Three books

Three books. One great, one okayish, and one unfinishable.

I have finally finished Matter, the latest work from Iain M Banks. This is his first science fiction work in about three years. This is not a great book, but it is okay.

Banks (with and without the M) is one of my all-time favourite authors. I picked-up a copy of State of the Art back in the early nineties and was hooked. I have since read every book he has written. Many reviewers seem to be labelling Matter as a “return to form”, but compared to his earlier works (say, The Player of Games, or Excession) I found it bloated, slow, and unbalanced. At least a quarter (maybe a third) of the book – Ferbin’s jorney around the eighth and up to the surface – is superfluous. The book warms up when he meets his sister, and ends very quickly with very compressed (if well written) combat sequence. It read like Banks, having written so much, just wanted to be finished with it. I kind of did too.

That said, it did flesh-out the culture universe a bit – introducing various other ‘involved’ civilisations and establishing some scale. The shellworld concept was cool too.

Half way through Matter I did something I rarely do; put the book to one side and started another with the intention of returning to it later. The book was How I Live Now by Meg Rosoff, and it was wonderful. If I could I’d have read it in one sitting. Originally written for the “young adult” (i.e. teen) market, it seems to have crossed-over into the adult market. The book is about the experiences of a young American girl, Daisy, in near-future Britain during a war and subsequent invasion. Its written entirely in the first person and Daisy’s character just made the book. Definitely recommended!

The unfinishable book was, unfortunately, God is Not Great by Peter Hitchens. I’d been looking forward to this, and bought the hardcover. Although I strongly agree with Hitchen’s thesis (er… that god is not great) this book just read like a rant. He makes points without citing sources (there some end-notes but they are brief) and overall the book comes-across as indulgent and smug. So for now its in the unfinished pile, and I’d recommend The God Delusion instead.
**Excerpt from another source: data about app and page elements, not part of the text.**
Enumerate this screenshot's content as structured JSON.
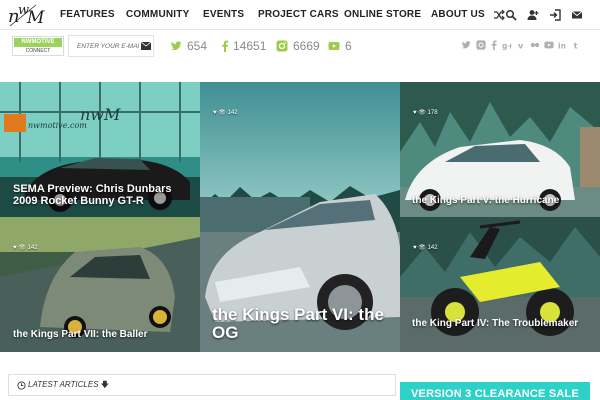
{
  "nav": {
    "items": [
      "FEATURES",
      "COMMUNITY",
      "EVENTS",
      "PROJECT CARS",
      "ONLINE STORE",
      "ABOUT US"
    ]
  },
  "subbar": {
    "badge_top": "NWMOTIVE",
    "badge_bottom": "CONNECT",
    "email_placeholder": "ENTER YOUR E-MAIL",
    "stats": {
      "twitter": "654",
      "facebook": "14651",
      "instagram": "6669",
      "youtube": "6"
    }
  },
  "tiles": [
    {
      "title": "SEMA Preview: Chris Dunbars 2009 Rocket Bunny GT-R",
      "likes": "",
      "views": ""
    },
    {
      "title": "the Kings Part VI: the OG",
      "likes": "",
      "views": "142"
    },
    {
      "title": "the Kings Part V: the Hurricane",
      "likes": "",
      "views": "178"
    },
    {
      "title": "the Kings Part VII: the Baller",
      "likes": "",
      "views": "142"
    },
    {
      "title": "the King Part IV: The Troublemaker",
      "likes": "",
      "views": "142"
    }
  ],
  "latest": {
    "label": "LATEST ARTICLES"
  },
  "clearance": {
    "label": "VERSION 3 CLEARANCE SALE"
  },
  "colors": {
    "accent": "#2ed1c8",
    "badge": "#9bd35c",
    "stat_gray": "#8a8a8a"
  },
  "icons": [
    "random-icon",
    "search-icon",
    "user-add-icon",
    "login-icon",
    "mail-icon",
    "twitter-icon",
    "facebook-icon",
    "instagram-icon",
    "youtube-icon",
    "eye-icon",
    "heart-icon",
    "clock-icon"
  ]
}
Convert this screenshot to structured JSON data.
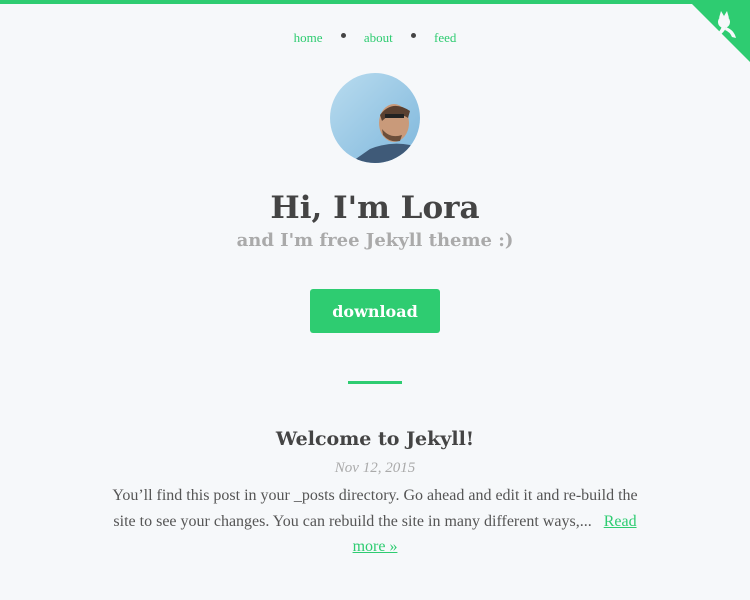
{
  "nav": {
    "items": [
      {
        "label": "home"
      },
      {
        "label": "about"
      },
      {
        "label": "feed"
      }
    ]
  },
  "corner_icon": "github-icon",
  "hero": {
    "title": "Hi, I'm Lora",
    "subtitle": "and I'm free Jekyll theme :)",
    "button_label": "download"
  },
  "post": {
    "title": "Welcome to Jekyll!",
    "date": "Nov 12, 2015",
    "excerpt": "You’ll find this post in your _posts directory. Go ahead and edit it and re-build the site to see your changes. You can rebuild the site in many different ways,...",
    "read_more": "Read more »"
  },
  "colors": {
    "accent": "#2ecc71",
    "background": "#f6f8fa",
    "text": "#444444",
    "muted": "#aaaaaa"
  }
}
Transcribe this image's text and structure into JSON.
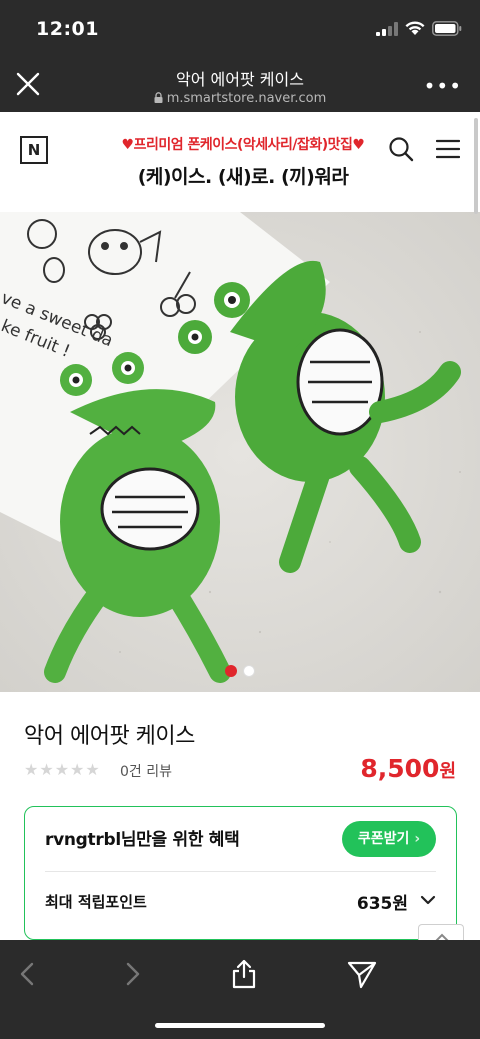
{
  "status_bar": {
    "time": "12:01"
  },
  "browser": {
    "page_title": "악어 에어팟 케이스",
    "url": "m.smartstore.naver.com"
  },
  "store": {
    "logo": "N",
    "banner_line1": "♥프리미엄 폰케이스(악세사리/잡화)맛집♥",
    "banner_line2": "(케)이스. (새)로. (끼)워라"
  },
  "product": {
    "title": "악어 에어팟 케이스",
    "stars": "★★★★★",
    "review_count": "0건 리뷰",
    "price": "8,500",
    "price_unit": "원",
    "image_count": 2,
    "current_image": 1
  },
  "benefit": {
    "title": "rvngtrbl님만을 위한 혜택",
    "coupon_label": "쿠폰받기",
    "coupon_arrow": "›",
    "point_label": "최대 적립포인트",
    "point_value": "635원"
  },
  "colors": {
    "accent_red": "#e0262c",
    "naver_green": "#22c25a",
    "chrome_dark": "#2b2b2b"
  },
  "icons": [
    "signal-icon",
    "wifi-icon",
    "battery-icon",
    "close-icon",
    "lock-icon",
    "more-icon",
    "search-icon",
    "menu-icon",
    "chevron-down-icon",
    "chevron-up-icon",
    "back-icon",
    "forward-icon",
    "share-icon",
    "send-icon"
  ]
}
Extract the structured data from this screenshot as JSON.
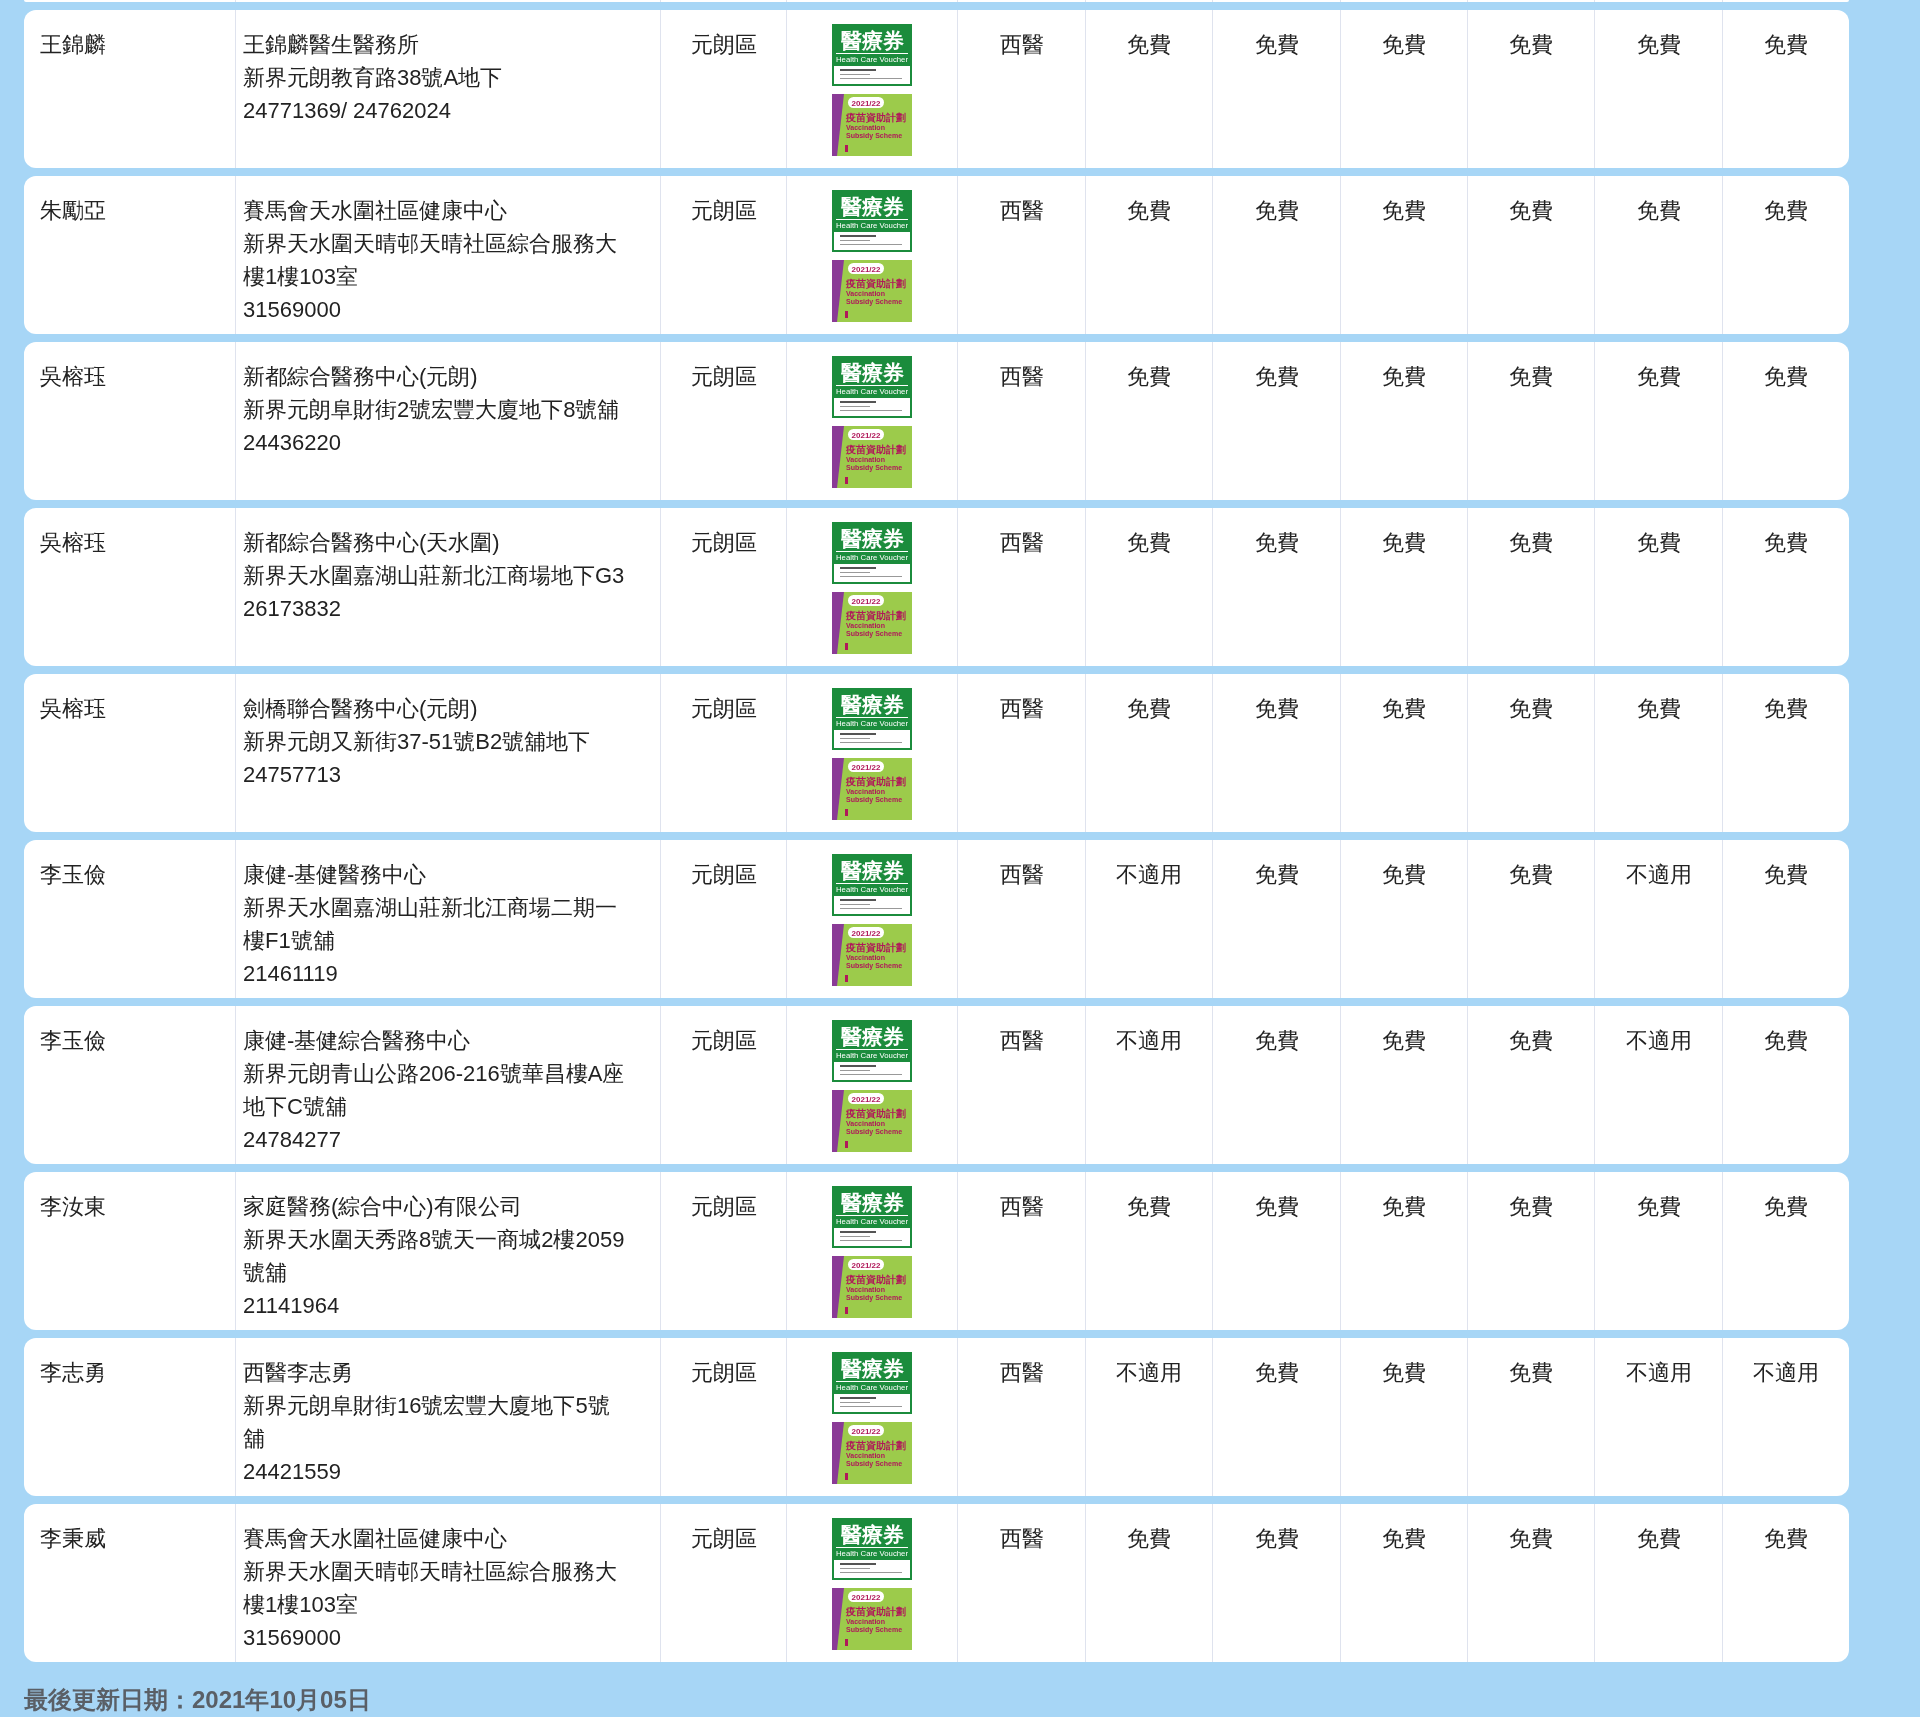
{
  "rows": [
    {
      "name": "王錦麟",
      "clinic": "王錦麟醫生醫務所",
      "address": "新界元朗教育路38號A地下",
      "phone": "24771369/ 24762024",
      "district": "元朗區",
      "voucher": {
        "title": "醫療券",
        "subtitle": "Health Care Voucher"
      },
      "vaccine": {
        "year": "2021/22",
        "title": "疫苗資助計劃",
        "line1": "Vaccination",
        "line2": "Subsidy Scheme"
      },
      "values": [
        "西醫",
        "免費",
        "免費",
        "免費",
        "免費",
        "免費",
        "免費"
      ]
    },
    {
      "name": "朱勵亞",
      "clinic": "賽馬會天水圍社區健康中心",
      "address": "新界天水圍天晴邨天晴社區綜合服務大樓1樓103室",
      "phone": "31569000",
      "district": "元朗區",
      "voucher": {
        "title": "醫療券",
        "subtitle": "Health Care Voucher"
      },
      "vaccine": {
        "year": "2021/22",
        "title": "疫苗資助計劃",
        "line1": "Vaccination",
        "line2": "Subsidy Scheme"
      },
      "values": [
        "西醫",
        "免費",
        "免費",
        "免費",
        "免費",
        "免費",
        "免費"
      ]
    },
    {
      "name": "吳榕珏",
      "clinic": "新都綜合醫務中心(元朗)",
      "address": "新界元朗阜財街2號宏豐大廈地下8號舖",
      "phone": "24436220",
      "district": "元朗區",
      "voucher": {
        "title": "醫療券",
        "subtitle": "Health Care Voucher"
      },
      "vaccine": {
        "year": "2021/22",
        "title": "疫苗資助計劃",
        "line1": "Vaccination",
        "line2": "Subsidy Scheme"
      },
      "values": [
        "西醫",
        "免費",
        "免費",
        "免費",
        "免費",
        "免費",
        "免費"
      ]
    },
    {
      "name": "吳榕珏",
      "clinic": "新都綜合醫務中心(天水圍)",
      "address": "新界天水圍嘉湖山莊新北江商場地下G3",
      "phone": "26173832",
      "district": "元朗區",
      "voucher": {
        "title": "醫療券",
        "subtitle": "Health Care Voucher"
      },
      "vaccine": {
        "year": "2021/22",
        "title": "疫苗資助計劃",
        "line1": "Vaccination",
        "line2": "Subsidy Scheme"
      },
      "values": [
        "西醫",
        "免費",
        "免費",
        "免費",
        "免費",
        "免費",
        "免費"
      ]
    },
    {
      "name": "吳榕珏",
      "clinic": "劍橋聯合醫務中心(元朗)",
      "address": "新界元朗又新街37-51號B2號舖地下",
      "phone": "24757713",
      "district": "元朗區",
      "voucher": {
        "title": "醫療券",
        "subtitle": "Health Care Voucher"
      },
      "vaccine": {
        "year": "2021/22",
        "title": "疫苗資助計劃",
        "line1": "Vaccination",
        "line2": "Subsidy Scheme"
      },
      "values": [
        "西醫",
        "免費",
        "免費",
        "免費",
        "免費",
        "免費",
        "免費"
      ]
    },
    {
      "name": "李玉儉",
      "clinic": "康健-基健醫務中心",
      "address": "新界天水圍嘉湖山莊新北江商場二期一樓F1號舖",
      "phone": "21461119",
      "district": "元朗區",
      "voucher": {
        "title": "醫療券",
        "subtitle": "Health Care Voucher"
      },
      "vaccine": {
        "year": "2021/22",
        "title": "疫苗資助計劃",
        "line1": "Vaccination",
        "line2": "Subsidy Scheme"
      },
      "values": [
        "西醫",
        "不適用",
        "免費",
        "免費",
        "免費",
        "不適用",
        "免費"
      ]
    },
    {
      "name": "李玉儉",
      "clinic": "康健-基健綜合醫務中心",
      "address": "新界元朗青山公路206-216號華昌樓A座地下C號舖",
      "phone": "24784277",
      "district": "元朗區",
      "voucher": {
        "title": "醫療券",
        "subtitle": "Health Care Voucher"
      },
      "vaccine": {
        "year": "2021/22",
        "title": "疫苗資助計劃",
        "line1": "Vaccination",
        "line2": "Subsidy Scheme"
      },
      "values": [
        "西醫",
        "不適用",
        "免費",
        "免費",
        "免費",
        "不適用",
        "免費"
      ]
    },
    {
      "name": "李汝東",
      "clinic": "家庭醫務(綜合中心)有限公司",
      "address": "新界天水圍天秀路8號天一商城2樓2059號舖",
      "phone": "21141964",
      "district": "元朗區",
      "voucher": {
        "title": "醫療券",
        "subtitle": "Health Care Voucher"
      },
      "vaccine": {
        "year": "2021/22",
        "title": "疫苗資助計劃",
        "line1": "Vaccination",
        "line2": "Subsidy Scheme"
      },
      "values": [
        "西醫",
        "免費",
        "免費",
        "免費",
        "免費",
        "免費",
        "免費"
      ]
    },
    {
      "name": "李志勇",
      "clinic": "西醫李志勇",
      "address": "新界元朗阜財街16號宏豐大廈地下5號舖",
      "phone": "24421559",
      "district": "元朗區",
      "voucher": {
        "title": "醫療券",
        "subtitle": "Health Care Voucher"
      },
      "vaccine": {
        "year": "2021/22",
        "title": "疫苗資助計劃",
        "line1": "Vaccination",
        "line2": "Subsidy Scheme"
      },
      "values": [
        "西醫",
        "不適用",
        "免費",
        "免費",
        "免費",
        "不適用",
        "不適用"
      ]
    },
    {
      "name": "李秉威",
      "clinic": "賽馬會天水圍社區健康中心",
      "address": "新界天水圍天晴邨天晴社區綜合服務大樓1樓103室",
      "phone": "31569000",
      "district": "元朗區",
      "voucher": {
        "title": "醫療券",
        "subtitle": "Health Care Voucher"
      },
      "vaccine": {
        "year": "2021/22",
        "title": "疫苗資助計劃",
        "line1": "Vaccination",
        "line2": "Subsidy Scheme"
      },
      "values": [
        "西醫",
        "免費",
        "免費",
        "免費",
        "免費",
        "免費",
        "免費"
      ]
    }
  ],
  "footer": "最後更新日期：2021年10月05日"
}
I have just started Richard Carrier’s Sense and Goodness Without God: A Defense of Metaphysical Naturalism. So far its excellent and I’d highly recommend it.

Andy